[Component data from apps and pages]
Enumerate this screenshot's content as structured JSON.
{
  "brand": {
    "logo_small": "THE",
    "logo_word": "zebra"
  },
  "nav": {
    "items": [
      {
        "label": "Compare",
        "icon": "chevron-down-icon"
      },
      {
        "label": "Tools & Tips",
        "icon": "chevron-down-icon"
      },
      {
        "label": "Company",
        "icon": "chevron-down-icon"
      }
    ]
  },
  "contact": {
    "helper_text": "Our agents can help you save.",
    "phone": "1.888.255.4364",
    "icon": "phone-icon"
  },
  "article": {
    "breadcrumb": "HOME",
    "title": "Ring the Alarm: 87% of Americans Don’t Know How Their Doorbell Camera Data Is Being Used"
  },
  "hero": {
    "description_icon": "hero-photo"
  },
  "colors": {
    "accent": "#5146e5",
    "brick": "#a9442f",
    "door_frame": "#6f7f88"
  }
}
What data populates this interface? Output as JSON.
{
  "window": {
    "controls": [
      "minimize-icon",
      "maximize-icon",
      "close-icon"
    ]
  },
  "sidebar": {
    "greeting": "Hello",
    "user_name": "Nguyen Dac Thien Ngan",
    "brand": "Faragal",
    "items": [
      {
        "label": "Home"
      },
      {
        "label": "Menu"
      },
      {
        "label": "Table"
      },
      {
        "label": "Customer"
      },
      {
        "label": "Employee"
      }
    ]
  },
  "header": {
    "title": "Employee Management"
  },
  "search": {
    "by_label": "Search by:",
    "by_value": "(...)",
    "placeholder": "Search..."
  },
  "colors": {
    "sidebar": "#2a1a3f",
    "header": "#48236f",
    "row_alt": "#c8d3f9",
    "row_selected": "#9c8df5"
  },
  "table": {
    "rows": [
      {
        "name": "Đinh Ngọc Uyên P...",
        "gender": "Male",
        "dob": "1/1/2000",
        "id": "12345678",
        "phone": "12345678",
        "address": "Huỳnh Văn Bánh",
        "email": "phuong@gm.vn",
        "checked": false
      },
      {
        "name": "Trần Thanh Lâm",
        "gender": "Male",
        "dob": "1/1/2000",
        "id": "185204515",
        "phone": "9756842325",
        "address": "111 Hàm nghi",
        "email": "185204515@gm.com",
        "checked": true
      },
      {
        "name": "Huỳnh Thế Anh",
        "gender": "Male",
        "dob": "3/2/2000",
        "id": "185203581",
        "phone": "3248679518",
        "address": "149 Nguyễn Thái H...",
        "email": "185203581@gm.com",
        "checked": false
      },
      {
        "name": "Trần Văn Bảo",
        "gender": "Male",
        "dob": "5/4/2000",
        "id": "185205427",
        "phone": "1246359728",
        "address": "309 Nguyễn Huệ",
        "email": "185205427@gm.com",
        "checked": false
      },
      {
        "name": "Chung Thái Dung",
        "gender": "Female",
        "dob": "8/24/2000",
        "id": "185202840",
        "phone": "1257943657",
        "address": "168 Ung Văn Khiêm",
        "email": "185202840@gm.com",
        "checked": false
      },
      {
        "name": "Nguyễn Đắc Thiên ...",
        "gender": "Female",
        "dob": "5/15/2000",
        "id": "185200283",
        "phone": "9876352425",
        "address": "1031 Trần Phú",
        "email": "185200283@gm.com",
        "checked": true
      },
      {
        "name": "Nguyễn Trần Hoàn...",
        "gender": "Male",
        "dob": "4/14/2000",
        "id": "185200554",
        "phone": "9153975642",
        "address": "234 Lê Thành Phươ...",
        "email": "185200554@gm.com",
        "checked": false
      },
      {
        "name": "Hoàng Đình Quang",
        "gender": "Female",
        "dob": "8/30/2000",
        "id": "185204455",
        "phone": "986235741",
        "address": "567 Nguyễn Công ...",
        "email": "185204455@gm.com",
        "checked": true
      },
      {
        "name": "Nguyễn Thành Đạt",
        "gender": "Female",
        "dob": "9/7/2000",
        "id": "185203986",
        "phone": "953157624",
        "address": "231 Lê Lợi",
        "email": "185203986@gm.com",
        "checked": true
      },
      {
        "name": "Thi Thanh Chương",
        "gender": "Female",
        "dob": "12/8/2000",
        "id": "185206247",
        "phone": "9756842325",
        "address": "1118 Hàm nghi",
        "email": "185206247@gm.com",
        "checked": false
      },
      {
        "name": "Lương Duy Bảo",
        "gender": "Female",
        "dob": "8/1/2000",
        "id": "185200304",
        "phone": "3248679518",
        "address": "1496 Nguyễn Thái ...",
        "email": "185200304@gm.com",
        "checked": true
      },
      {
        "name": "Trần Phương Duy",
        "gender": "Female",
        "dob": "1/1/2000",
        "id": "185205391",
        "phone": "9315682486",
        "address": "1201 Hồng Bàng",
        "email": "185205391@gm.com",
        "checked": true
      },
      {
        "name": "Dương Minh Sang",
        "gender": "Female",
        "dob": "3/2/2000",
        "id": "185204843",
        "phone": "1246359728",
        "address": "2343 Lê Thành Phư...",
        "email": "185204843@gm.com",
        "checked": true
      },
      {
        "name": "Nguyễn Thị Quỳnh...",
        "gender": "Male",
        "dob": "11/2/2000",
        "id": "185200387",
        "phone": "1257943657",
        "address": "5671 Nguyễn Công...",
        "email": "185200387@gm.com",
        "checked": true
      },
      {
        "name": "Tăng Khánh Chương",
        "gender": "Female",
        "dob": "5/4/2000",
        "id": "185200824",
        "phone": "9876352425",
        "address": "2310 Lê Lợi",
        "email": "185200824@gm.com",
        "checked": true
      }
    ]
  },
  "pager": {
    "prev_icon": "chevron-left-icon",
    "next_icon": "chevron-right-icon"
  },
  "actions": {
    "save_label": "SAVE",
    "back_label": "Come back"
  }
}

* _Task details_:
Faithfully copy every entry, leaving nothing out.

* _Output for this task_:
Enumerate this screenshot's content as structured JSON.
{
  "brand": {
    "logo_small": "THE",
    "logo_word": "zebra"
  },
  "nav": {
    "items": [
      {
        "label": "Compare",
        "icon": "chevron-down-icon"
      },
      {
        "label": "Tools & Tips",
        "icon": "chevron-down-icon"
      },
      {
        "label": "Company",
        "icon": "chevron-down-icon"
      }
    ]
  },
  "contact": {
    "helper_text": "Our agents can help you save.",
    "phone": "1.888.255.4364",
    "icon": "phone-icon"
  },
  "article": {
    "breadcrumb": "HOME",
    "title": "Ring the Alarm: 87% of Americans Don’t Know How Their Doorbell Camera Data Is Being Used"
  },
  "hero": {
    "description_icon": "hero-photo"
  },
  "colors": {
    "accent": "#5146e5",
    "brick": "#a9442f",
    "door_frame": "#6f7f88"
  }
}
What data populates this interface? Output as JSON.
{
  "window": {
    "controls": [
      "minimize-icon",
      "maximize-icon",
      "close-icon"
    ]
  },
  "sidebar": {
    "greeting": "Hello",
    "user_name": "Nguyen Dac Thien Ngan",
    "brand": "Faragal",
    "items": [
      {
        "label": "Home"
      },
      {
        "label": "Menu"
      },
      {
        "label": "Table"
      },
      {
        "label": "Customer"
      },
      {
        "label": "Employee"
      }
    ]
  },
  "header": {
    "title": "Employee Management"
  },
  "search": {
    "by_label": "Search by:",
    "by_value": "(...)",
    "placeholder": "Search..."
  },
  "colors": {
    "sidebar": "#2a1a3f",
    "header": "#48236f",
    "row_alt": "#c8d3f9",
    "row_selected": "#9c8df5"
  },
  "table": {
    "rows": [
      {
        "name": "Đinh Ngọc Uyên P...",
        "gender": "Male",
        "dob": "1/1/2000",
        "id": "12345678",
        "phone": "12345678",
        "address": "Huỳnh Văn Bánh",
        "email": "phuong@gm.vn",
        "checked": false
      },
      {
        "name": "Trần Thanh Lâm",
        "gender": "Male",
        "dob": "1/1/2000",
        "id": "185204515",
        "phone": "9756842325",
        "address": "111 Hàm nghi",
        "email": "185204515@gm.com",
        "checked": true
      },
      {
        "name": "Huỳnh Thế Anh",
        "gender": "Male",
        "dob": "3/2/2000",
        "id": "185203581",
        "phone": "3248679518",
        "address": "149 Nguyễn Thái H...",
        "email": "185203581@gm.com",
        "checked": false
      },
      {
        "name": "Trần Văn Bảo",
        "gender": "Male",
        "dob": "5/4/2000",
        "id": "185205427",
        "phone": "1246359728",
        "address": "309 Nguyễn Huệ",
        "email": "185205427@gm.com",
        "checked": false
      },
      {
        "name": "Chung Thái Dung",
        "gender": "Female",
        "dob": "8/24/2000",
        "id": "185202840",
        "phone": "1257943657",
        "address": "168 Ung Văn Khiêm",
        "email": "185202840@gm.com",
        "checked": false
      },
      {
        "name": "Nguyễn Đắc Thiên ...",
        "gender": "Female",
        "dob": "5/15/2000",
        "id": "185200283",
        "phone": "9876352425",
        "address": "1031 Trần Phú",
        "email": "185200283@gm.com",
        "checked": true
      },
      {
        "name": "Nguyễn Trần Hoàn...",
        "gender": "Male",
        "dob": "4/14/2000",
        "id": "185200554",
        "phone": "9153975642",
        "address": "234 Lê Thành Phươ...",
        "email": "185200554@gm.com",
        "checked": false
      },
      {
        "name": "Hoàng Đình Quang",
        "gender": "Female",
        "dob": "8/30/2000",
        "id": "185204455",
        "phone": "986235741",
        "address": "567 Nguyễn Công ...",
        "email": "185204455@gm.com",
        "checked": true
      },
      {
        "name": "Nguyễn Thành Đạt",
        "gender": "Female",
        "dob": "9/7/2000",
        "id": "185203986",
        "phone": "953157624",
        "address": "231 Lê Lợi",
        "email": "185203986@gm.com",
        "checked": true
      },
      {
        "name": "Thi Thanh Chương",
        "gender": "Female",
        "dob": "12/8/2000",
        "id": "185206247",
        "phone": "9756842325",
        "address": "1118 Hàm nghi",
        "email": "185206247@gm.com",
        "checked": false
      },
      {
        "name": "Lương Duy Bảo",
        "gender": "Female",
        "dob": "8/1/2000",
        "id": "185200304",
        "phone": "3248679518",
        "address": "1496 Nguyễn Thái ...",
        "email": "185200304@gm.com",
        "checked": true
      },
      {
        "name": "Trần Phương Duy",
        "gender": "Female",
        "dob": "1/1/2000",
        "id": "185205391",
        "phone": "9315682486",
        "address": "1201 Hồng Bàng",
        "email": "185205391@gm.com",
        "checked": true
      },
      {
        "name": "Dương Minh Sang",
        "gender": "Female",
        "dob": "3/2/2000",
        "id": "185204843",
        "phone": "1246359728",
        "address": "2343 Lê Thành Phư...",
        "email": "185204843@gm.com",
        "checked": true
      },
      {
        "name": "Nguyễn Thị Quỳnh...",
        "gender": "Male",
        "dob": "11/2/2000",
        "id": "185200387",
        "phone": "1257943657",
        "address": "5671 Nguyễn Công...",
        "email": "185200387@gm.com",
        "checked": true
      },
      {
        "name": "Tăng Khánh Chương",
        "gender": "Female",
        "dob": "5/4/2000",
        "id": "185200824",
        "phone": "9876352425",
        "address": "2310 Lê Lợi",
        "email": "185200824@gm.com",
        "checked": true
      }
    ]
  },
  "pager": {
    "prev_icon": "chevron-left-icon",
    "next_icon": "chevron-right-icon"
  },
  "actions": {
    "save_label": "SAVE",
    "back_label": "Come back"
  }
}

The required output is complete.